It's tax filing season and like every year there are some changes to the system, particularly regarding the Affordable Health Care Act.

Open enrollment for universal health care ended on Feb. 15th and personal income tax filings are the next part to take care of, whether you have coverage or not.

"It's going to impact every individual who files at 2014 federal return," said Steve Slater, managing director at the accounting firm UHY Advisors NY.

The IRS is estimating 75% of Americans have coverage this tax season, he said.

Here's what you need to know:


If you're covered

There will be a box to check off when you file your income tax that says that you have coverage. If you filed for insurance through the federal marketplace, you should have received a 1095-A form at the end of January.

This form provides your estimated income, what you paid for health care and information on your health insurance subsidies. If you received subsidies, you will need to file a Premium Tax Credit form 8962.

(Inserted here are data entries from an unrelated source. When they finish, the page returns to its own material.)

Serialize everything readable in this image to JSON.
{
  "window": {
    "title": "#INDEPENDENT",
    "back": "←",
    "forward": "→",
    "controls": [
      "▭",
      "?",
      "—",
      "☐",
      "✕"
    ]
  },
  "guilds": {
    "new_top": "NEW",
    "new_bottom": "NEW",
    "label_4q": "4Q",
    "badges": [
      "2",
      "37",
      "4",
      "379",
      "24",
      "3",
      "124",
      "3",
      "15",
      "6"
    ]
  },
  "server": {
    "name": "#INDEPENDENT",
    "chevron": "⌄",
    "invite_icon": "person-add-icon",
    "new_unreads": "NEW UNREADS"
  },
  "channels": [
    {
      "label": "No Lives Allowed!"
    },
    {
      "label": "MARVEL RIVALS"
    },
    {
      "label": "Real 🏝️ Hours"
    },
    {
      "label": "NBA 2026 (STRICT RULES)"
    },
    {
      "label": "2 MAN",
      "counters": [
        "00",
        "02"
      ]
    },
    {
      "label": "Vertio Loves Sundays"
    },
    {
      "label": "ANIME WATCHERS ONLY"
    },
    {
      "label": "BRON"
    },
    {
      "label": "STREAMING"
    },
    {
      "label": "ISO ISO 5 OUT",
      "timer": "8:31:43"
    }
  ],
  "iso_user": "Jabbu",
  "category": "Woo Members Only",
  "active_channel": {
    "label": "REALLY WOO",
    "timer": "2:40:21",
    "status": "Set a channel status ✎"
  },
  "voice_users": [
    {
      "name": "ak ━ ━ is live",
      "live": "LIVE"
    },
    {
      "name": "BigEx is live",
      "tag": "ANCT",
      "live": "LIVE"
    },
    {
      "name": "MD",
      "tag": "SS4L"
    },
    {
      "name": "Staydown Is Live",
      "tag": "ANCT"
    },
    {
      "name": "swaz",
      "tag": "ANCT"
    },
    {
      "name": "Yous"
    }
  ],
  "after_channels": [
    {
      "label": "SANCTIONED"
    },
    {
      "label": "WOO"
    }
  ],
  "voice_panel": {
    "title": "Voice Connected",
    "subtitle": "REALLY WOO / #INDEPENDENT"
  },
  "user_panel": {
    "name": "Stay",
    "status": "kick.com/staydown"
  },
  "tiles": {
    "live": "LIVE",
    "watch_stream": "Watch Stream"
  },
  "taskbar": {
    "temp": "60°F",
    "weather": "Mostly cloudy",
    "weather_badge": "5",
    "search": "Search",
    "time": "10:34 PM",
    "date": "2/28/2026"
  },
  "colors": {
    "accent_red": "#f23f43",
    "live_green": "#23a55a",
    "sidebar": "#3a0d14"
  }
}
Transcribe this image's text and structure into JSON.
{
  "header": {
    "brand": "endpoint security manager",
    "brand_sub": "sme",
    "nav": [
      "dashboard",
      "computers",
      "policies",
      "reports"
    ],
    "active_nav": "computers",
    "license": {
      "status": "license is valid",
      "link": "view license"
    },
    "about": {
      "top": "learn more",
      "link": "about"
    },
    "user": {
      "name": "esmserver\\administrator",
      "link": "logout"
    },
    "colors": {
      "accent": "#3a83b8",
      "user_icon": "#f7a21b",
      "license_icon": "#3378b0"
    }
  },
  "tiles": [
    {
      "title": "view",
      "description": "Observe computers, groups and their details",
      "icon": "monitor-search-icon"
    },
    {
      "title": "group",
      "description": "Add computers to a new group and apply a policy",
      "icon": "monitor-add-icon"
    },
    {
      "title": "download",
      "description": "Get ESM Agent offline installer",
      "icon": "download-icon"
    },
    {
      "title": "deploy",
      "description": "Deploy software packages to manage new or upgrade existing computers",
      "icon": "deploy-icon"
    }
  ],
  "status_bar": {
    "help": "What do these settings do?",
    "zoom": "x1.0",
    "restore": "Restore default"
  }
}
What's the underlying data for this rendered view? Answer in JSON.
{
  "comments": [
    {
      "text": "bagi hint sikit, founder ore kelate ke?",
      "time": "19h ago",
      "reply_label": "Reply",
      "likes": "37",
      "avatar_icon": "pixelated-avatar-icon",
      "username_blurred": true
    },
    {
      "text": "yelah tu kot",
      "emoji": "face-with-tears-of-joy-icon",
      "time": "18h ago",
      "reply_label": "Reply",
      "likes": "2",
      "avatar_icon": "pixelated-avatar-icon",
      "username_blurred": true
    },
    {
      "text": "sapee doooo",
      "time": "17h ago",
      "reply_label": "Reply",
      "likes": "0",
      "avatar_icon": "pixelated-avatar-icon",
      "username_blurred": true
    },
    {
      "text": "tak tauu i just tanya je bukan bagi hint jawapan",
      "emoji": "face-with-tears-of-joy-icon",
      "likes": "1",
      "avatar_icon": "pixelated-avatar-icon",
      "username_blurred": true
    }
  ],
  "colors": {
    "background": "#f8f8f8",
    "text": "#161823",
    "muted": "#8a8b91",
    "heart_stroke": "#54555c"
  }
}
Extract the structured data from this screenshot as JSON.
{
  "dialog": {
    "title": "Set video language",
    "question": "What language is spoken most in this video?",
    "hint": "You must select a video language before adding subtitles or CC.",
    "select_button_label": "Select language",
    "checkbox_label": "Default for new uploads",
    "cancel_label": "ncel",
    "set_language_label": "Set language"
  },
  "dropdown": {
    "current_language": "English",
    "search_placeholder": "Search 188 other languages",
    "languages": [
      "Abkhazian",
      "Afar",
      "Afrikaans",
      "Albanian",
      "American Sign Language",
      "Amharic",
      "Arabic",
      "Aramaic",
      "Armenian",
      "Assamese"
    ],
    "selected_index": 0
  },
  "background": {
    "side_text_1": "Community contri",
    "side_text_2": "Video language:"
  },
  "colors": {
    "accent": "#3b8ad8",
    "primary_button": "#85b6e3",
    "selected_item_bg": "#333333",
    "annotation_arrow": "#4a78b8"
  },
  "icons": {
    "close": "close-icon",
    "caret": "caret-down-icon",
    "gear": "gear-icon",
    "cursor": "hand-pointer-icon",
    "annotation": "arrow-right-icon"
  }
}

However, if your subsidies didn't fit your income this year, "now comes the day of reckoning," Slater said.

If your income was higher than the subsidies were adjusted for, you will owe money.

If it was lower and you are owed money, you can file for an advance premium tax credit, which would pay the money you owe to your insurance company which will deduct it from your premium.

You can instead file for a premium tax credit, which will add the money you're owed to your tax return.

There's a chance that your premium advance tax credit was paid to your insurance company already, which will be noted in your 1095-A form.

If this is all complicated for you, "don't freak out," recommended Vincent Cervone, a Certified Public Accountant based out of Marine Park.

"This is the first year they're doing this so I'm sure there are going to be a lot of mistakes," he said. "As long as you answer correctly, you're not messing anything up."

In the end, your insurance company is going to make sure your information is correct, Cervone added.


If you aren't covered

Under federal law for the 2014 tax filing season, the penalty for not obtaining coverage is whichever's greater: $95 per adult and $47.50 per child, or 1% of your income above the filing threshold, which is $10,050 for a single person and $20,300 for a married couple. This is known as the shared responsibility payment.

An uninsured family of four, Slater said for example, would have to pay a minimum of $285, but that could rise to $597 if the family's income is $80,000.

But if you say you had coverage and didn't, you won't get away with it, Cervone warned.

"If you lie, of course they're going to catch you," and you'll owe the fine, he said. "Within a year and a half to three years, they'll catch you."



If you don't have health coverage, you may qualify to be exempt from the penalty.

Basically, "if you can't find affordable health care, you will not be penalized," Slater said.

Affordable health care this year is defined as coverage that costs less than 8% of your household's adjusted income.

Other occurances that can make you exempt are if you paid a large medical bill this year, or if you've been caring for a sick, elderly or disabled family member. Those who experienced a death in their family, suffered eviction or foreclosure, or filed for bankruptcy may also qualify for an exemption.

Some exemptions can be filed for at and others go into the Form 8965. For information on exemptions, visit